To do so, tie your wish to work remotely back to the company in a positive way. For example, write about how you would love to work for such an employee-positive company that offers benefits like remote work—especially since that’s the work environment you’re seeking in your next opportunity. Articulating your passionate reason(s) for why you’d like to work at this company in particular is critical for making a good impression with your cover letter.
In addition, if the company offers remote work but it’s still not the norm, you can use your cover letter to demonstrate why you’d be a fantastic remote worker.
Highlight your previous remote work experience with quantifiable successes. Most hiring managers skim cover letters quickly, so you want to catch their attention with powerful examples of previous wins. Brainstorm the skills a remote worker needs and then highlight them accordingly. You could call attention to your superior self-motivation skills or your ability to manage your own time effectively.
Also remember that a huge piece of remote work is effective communication. Your cover letter is the first impression you’ll give of your communication style and abilities. That means you need to make sure it’s compelling, concise, and an accurate representation of how you’ll communicate on the job.
If you can do those things in your cover letter, you’ll make it clear—in a respectful and professional way—exactly what your career goals are. Much like any other job search, from there it’s up to the employer to decide whether your desires and ambitions line up with what they’re looking for in a candidate. Good luck!
This article is part of our Ask an Expert series—a column dedicated to helping you tackle your biggest career concerns. Our experts are excited to answer all of your burning questions, and you can submit one by emailing us at editor(at)themuse(dot)com and using Ask a Real Recruiter in the subject line.
Your letter may be published in an article on The Muse.
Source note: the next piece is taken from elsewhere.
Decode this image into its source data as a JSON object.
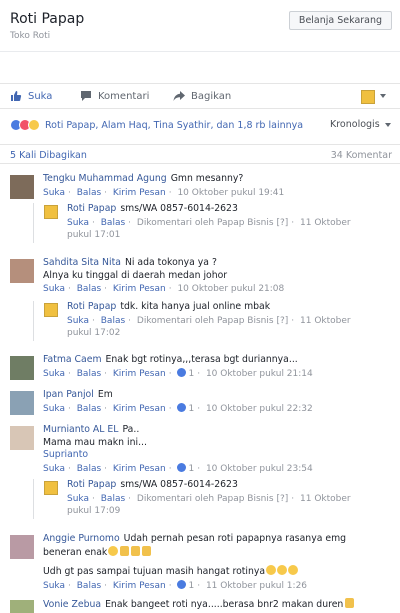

All letters to Ask an Expert become the property of Daily Muse, Inc and will be edited for length, clarity, and grammatical correctness.
TopicsAsk a Real Recruiter , Ask an Expert , Finding a Job , Interviewing for a Job , Job Search , Remote Work
Photo of person working from home courtesy of Nick Dolding/Getty Images.
Lydia D. Bowers is on a quest to show the world how awesome HR can be. On her expedition she is armed with a Master's Degree in Industrial and Labor Relations from Cornell University, work experience ranging from high-growth startups to Fortune 500 companies, and is joined by her dog Hugo the rescued mutt-i-gree. Learn more about her work, and her private career coaching, at lydiabowers.com.More from this Author